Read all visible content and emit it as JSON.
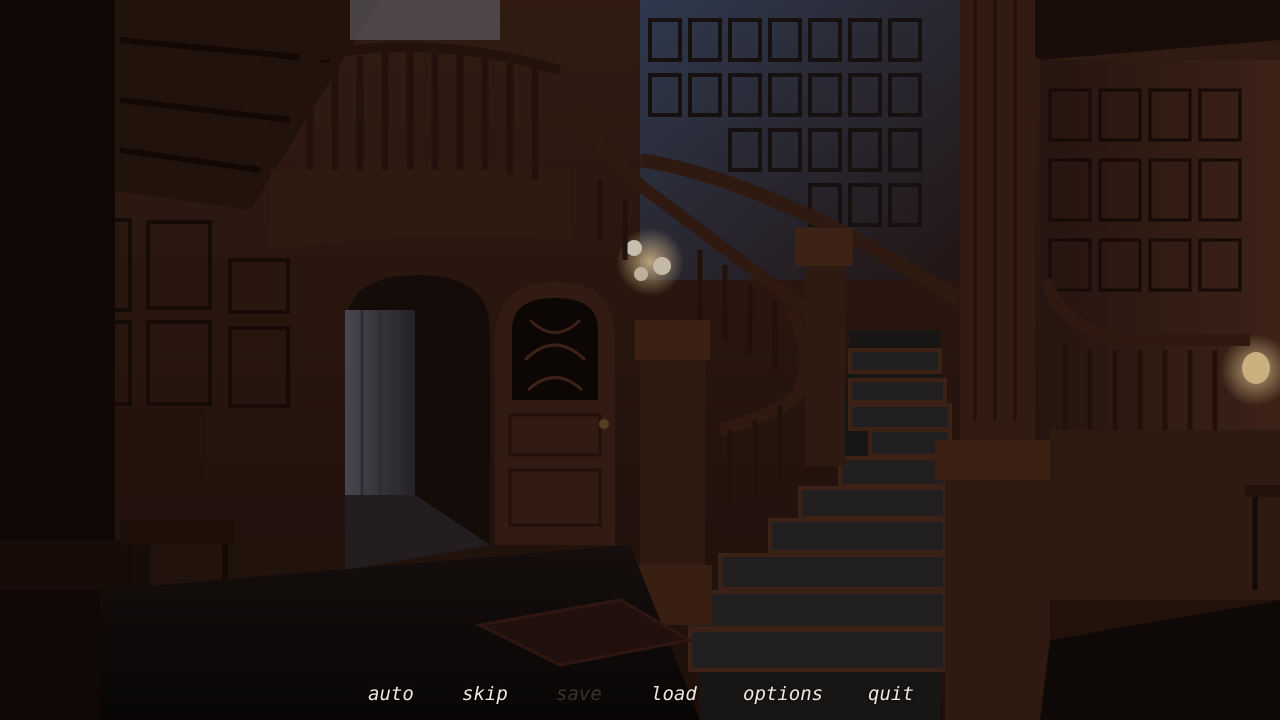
{
  "quick_menu": {
    "auto": "auto",
    "skip": "skip",
    "save": "save",
    "load": "load",
    "options": "options",
    "quit": "quit"
  },
  "quick_menu_state": {
    "save_enabled": false
  },
  "colors": {
    "menu_text": "#efe9e2",
    "menu_text_disabled": "#3a322c",
    "wood_dark": "#2a1610",
    "wood_mid": "#4a2a1c"
  },
  "scene_icons": [
    "staircase",
    "doorway",
    "wall-lamp",
    "balcony-railing",
    "newel-post"
  ]
}
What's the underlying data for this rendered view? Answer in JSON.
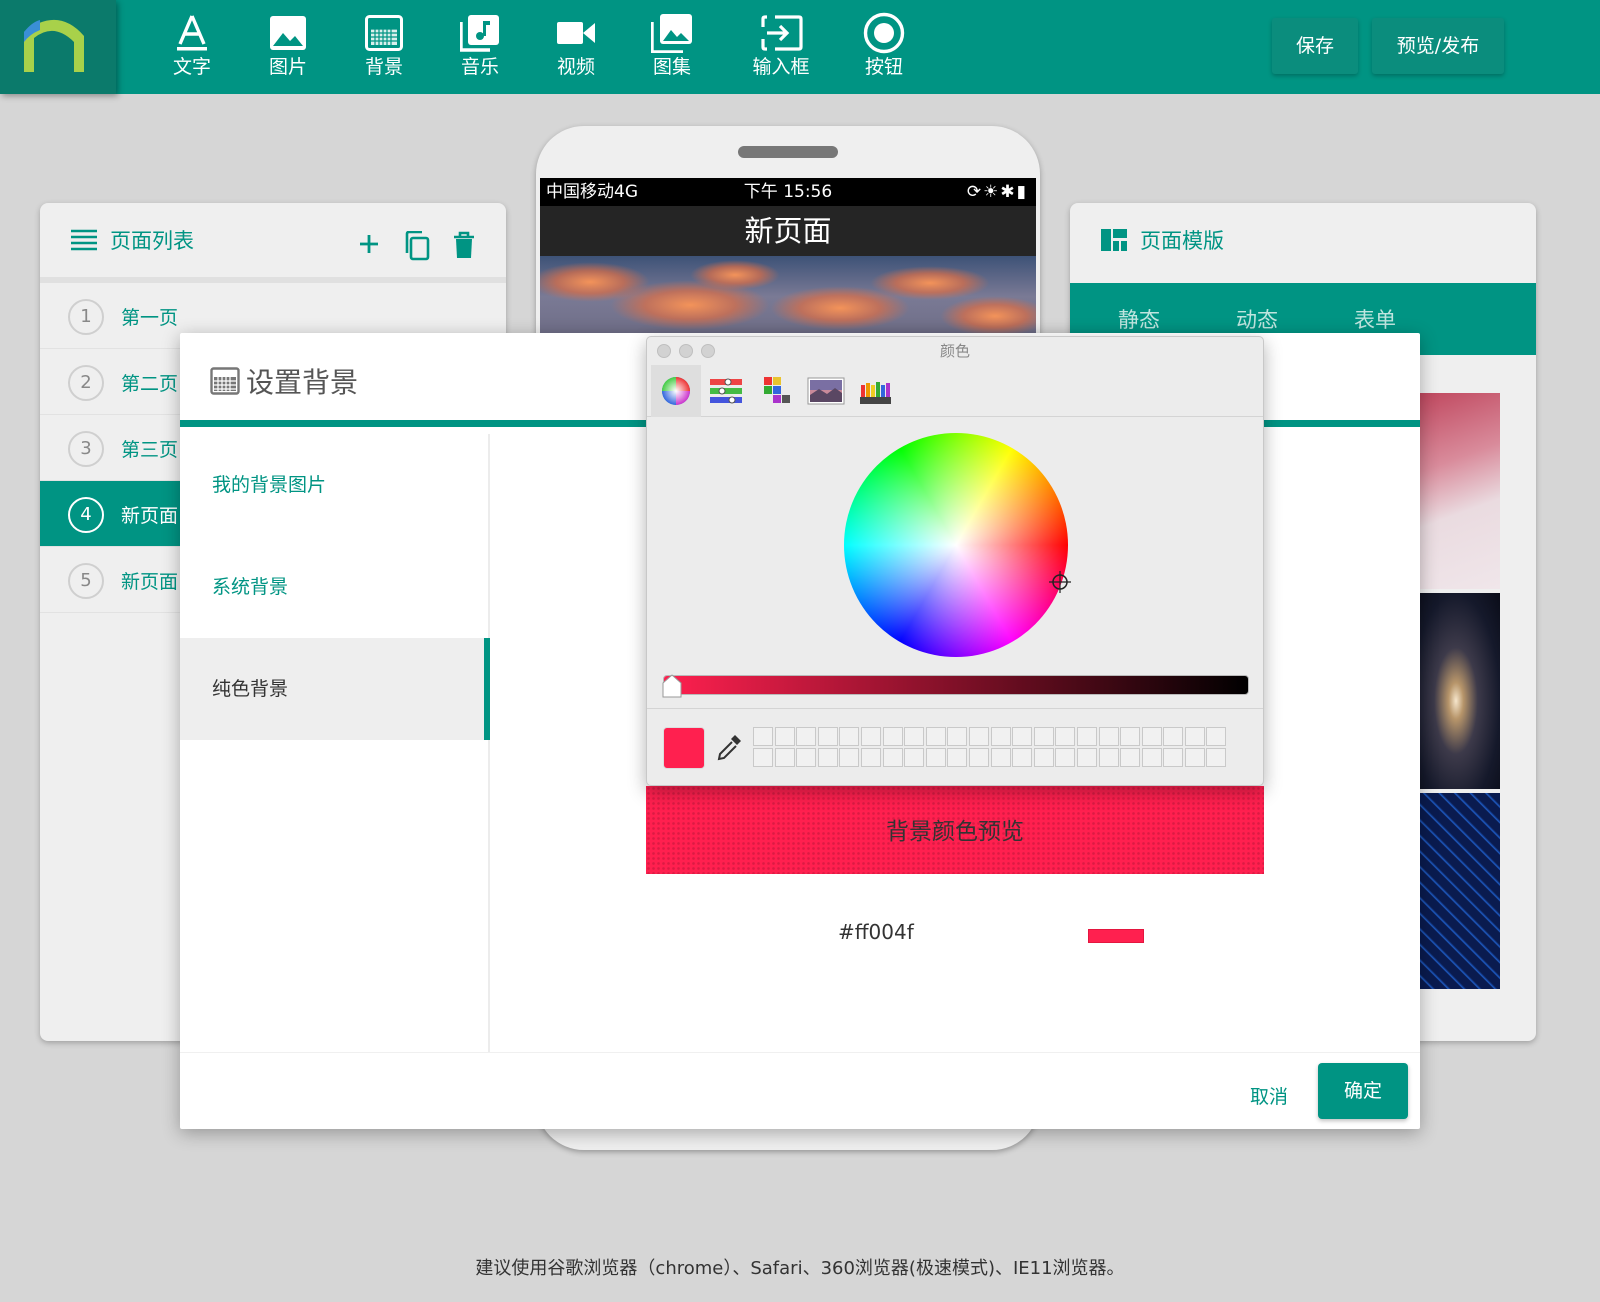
{
  "toolbar": {
    "items": [
      {
        "label": "文字",
        "icon": "text-icon"
      },
      {
        "label": "图片",
        "icon": "image-icon"
      },
      {
        "label": "背景",
        "icon": "background-icon"
      },
      {
        "label": "音乐",
        "icon": "music-icon"
      },
      {
        "label": "视频",
        "icon": "video-icon"
      },
      {
        "label": "图集",
        "icon": "gallery-icon"
      },
      {
        "label": "输入框",
        "icon": "input-box-icon"
      },
      {
        "label": "按钮",
        "icon": "button-icon"
      }
    ],
    "save_label": "保存",
    "publish_label": "预览/发布"
  },
  "phone": {
    "carrier": "中国移动4G",
    "time": "下午 15:56",
    "page_title": "新页面"
  },
  "page_list": {
    "title": "页面列表",
    "pages": [
      {
        "num": "1",
        "name": "第一页"
      },
      {
        "num": "2",
        "name": "第二页"
      },
      {
        "num": "3",
        "name": "第三页"
      },
      {
        "num": "4",
        "name": "新页面"
      },
      {
        "num": "5",
        "name": "新页面"
      }
    ],
    "active_index": 3
  },
  "templates": {
    "title": "页面模版",
    "tabs": [
      "静态",
      "动态",
      "表单"
    ]
  },
  "dialog": {
    "title": "设置背景",
    "nav": [
      "我的背景图片",
      "系统背景",
      "纯色背景"
    ],
    "selected_nav": 2,
    "preview_label": "背景颜色预览",
    "hex_value": "#ff004f",
    "cancel_label": "取消",
    "ok_label": "确定"
  },
  "color_picker": {
    "title": "颜色",
    "modes": [
      "color-wheel-icon",
      "sliders-icon",
      "palettes-icon",
      "image-palette-icon",
      "crayons-icon"
    ],
    "current_color": "#ff204f"
  },
  "colors": {
    "accent": "#009483",
    "selected": "#ff204f"
  },
  "footer": {
    "note": "建议使用谷歌浏览器（chrome）、Safari、360浏览器(极速模式)、IE11浏览器。"
  }
}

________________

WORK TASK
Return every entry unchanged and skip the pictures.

FINISHED TASK
Read all visible content and emit it as JSON.
{
  "quick_menu": {
    "auto": "auto",
    "skip": "skip",
    "save": "save",
    "load": "load",
    "options": "options",
    "quit": "quit"
  },
  "quick_menu_state": {
    "save_enabled": false
  },
  "colors": {
    "menu_text": "#efe9e2",
    "menu_text_disabled": "#3a322c",
    "wood_dark": "#2a1610",
    "wood_mid": "#4a2a1c"
  },
  "scene_icons": [
    "staircase",
    "doorway",
    "wall-lamp",
    "balcony-railing",
    "newel-post"
  ]
}
What's the underlying data for this rendered view? Answer in JSON.
{
  "toolbar": {
    "items": [
      {
        "label": "文字",
        "icon": "text-icon"
      },
      {
        "label": "图片",
        "icon": "image-icon"
      },
      {
        "label": "背景",
        "icon": "background-icon"
      },
      {
        "label": "音乐",
        "icon": "music-icon"
      },
      {
        "label": "视频",
        "icon": "video-icon"
      },
      {
        "label": "图集",
        "icon": "gallery-icon"
      },
      {
        "label": "输入框",
        "icon": "input-box-icon"
      },
      {
        "label": "按钮",
        "icon": "button-icon"
      }
    ],
    "save_label": "保存",
    "publish_label": "预览/发布"
  },
  "phone": {
    "carrier": "中国移动4G",
    "time": "下午 15:56",
    "page_title": "新页面"
  },
  "page_list": {
    "title": "页面列表",
    "pages": [
      {
        "num": "1",
        "name": "第一页"
      },
      {
        "num": "2",
        "name": "第二页"
      },
      {
        "num": "3",
        "name": "第三页"
      },
      {
        "num": "4",
        "name": "新页面"
      },
      {
        "num": "5",
        "name": "新页面"
      }
    ],
    "active_index": 3
  },
  "templates": {
    "title": "页面模版",
    "tabs": [
      "静态",
      "动态",
      "表单"
    ]
  },
  "dialog": {
    "title": "设置背景",
    "nav": [
      "我的背景图片",
      "系统背景",
      "纯色背景"
    ],
    "selected_nav": 2,
    "preview_label": "背景颜色预览",
    "hex_value": "#ff004f",
    "cancel_label": "取消",
    "ok_label": "确定"
  },
  "color_picker": {
    "title": "颜色",
    "modes": [
      "color-wheel-icon",
      "sliders-icon",
      "palettes-icon",
      "image-palette-icon",
      "crayons-icon"
    ],
    "current_color": "#ff204f"
  },
  "colors": {
    "accent": "#009483",
    "selected": "#ff204f"
  },
  "footer": {
    "note": "建议使用谷歌浏览器（chrome）、Safari、360浏览器(极速模式)、IE11浏览器。"
  }
}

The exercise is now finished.